This project foregrounds the literary configuration of transnational spaces and transnational communities by women belonging to the Jewish and Spanish exile in Latin America. The configuration of transnational spaces and communities is grounded in the perception of a common identity and discourse based on cross-border (religious, cultural, ideological, linguistic) unifying features (Keck and Sikkink, 1998).
These spaces and communities form “transnational topographies” (Besserer 2004) on the basis of “the density and the frequency of community practices” in spite of the geographical distance that separates its participants. The daughters and granddaughters of both the Jewish and the Spanish exile occupy a liminal place which makes the creation of transnational topographies even more instrumental for these generations. Hence, this project dedicates special attention to the way second and third generation of exiles create and develop cross-border networks and routes in their literary work.
Although the project focuses on both 20th- and 21st-century writings, it adopts a transnational perspective (Schiller, Basch & Blanc-Szanton, 1992). Even if transnationalism is a recent concept which is associated with new technological means, the phenomenon to which it refers can be traced back far into the past (Green 2019). This insight has given rise to a re-definition of the concept which sees in today’s technological advances a favorable but not exclusive context for transnationalism (Green 2019: 64). The exchange of letters, the interaction in dialogic gatherings and the dynamics of associations of the 20th century were not less effective than today’s chats, Emails and blogs.
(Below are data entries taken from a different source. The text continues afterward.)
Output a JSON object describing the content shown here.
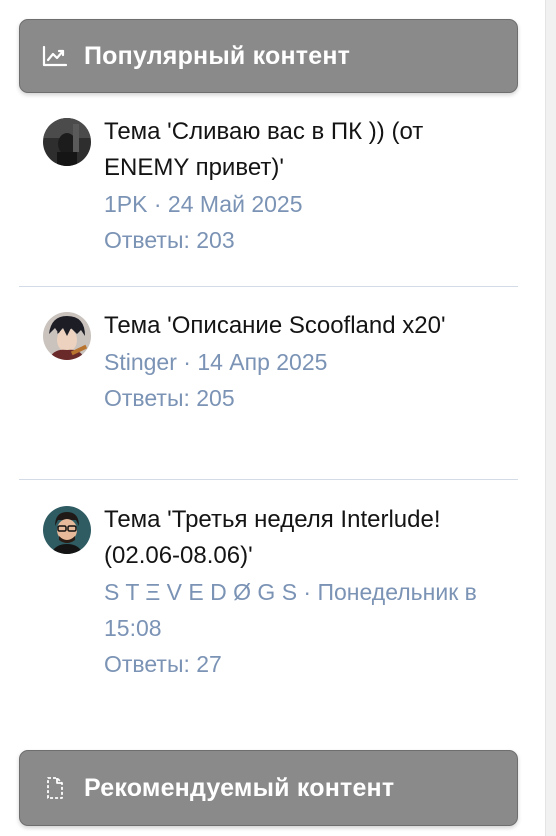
{
  "popular": {
    "header_label": "Популярный контент",
    "header_icon": "trending-chart-icon",
    "items": [
      {
        "title": "Тема 'Сливаю вас в ПК )) (от ENEMY привет)'",
        "meta": "1PK · 24 Май 2025",
        "replies": "Ответы: 203",
        "avatar_color": "#3a3a3a"
      },
      {
        "title": "Тема 'Описание Scoofland x20'",
        "meta": "Stinger · 14 Апр 2025",
        "replies": "Ответы: 205",
        "avatar_color": "#4a3c44"
      },
      {
        "title": "Тема 'Третья неделя Interlude! (02.06-08.06)'",
        "meta": "S T Ξ V E D Ø G S · Понедельник в 15:08",
        "replies": "Ответы: 27",
        "avatar_color": "#2c4a55"
      }
    ]
  },
  "recommended": {
    "header_label": "Рекомендуемый контент",
    "header_icon": "document-icon"
  },
  "colors": {
    "header_bg": "#8a8a8a",
    "meta_text": "#7b93b5",
    "title_text": "#141414",
    "divider": "#d3dbe6"
  }
}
Hence, the project’s main goal is to contribute to the historicization of transnationalism wihin the context of Jewish/Spanish exile in Latin America.
Besserer, F.. 2004. Topografías transnacionales. Plaza y Valdés Editores.
Green, Nancy L. 2019. The Limits of Transnationalism. The University of Chicago Press.
Glick Schiller, N.; L. Basch y C. Szanton Blanc. 1992. “Transnationalism: A New Analytic Framework for Understanding Migration”. Annals of the New York Academy of Sciences 645 (1), pp. 1-24.
Keck, Margaret y Kathryn Sikkink. 1998. Activists Beyond Borders. Transnational Activist Networks. Cornell University Press.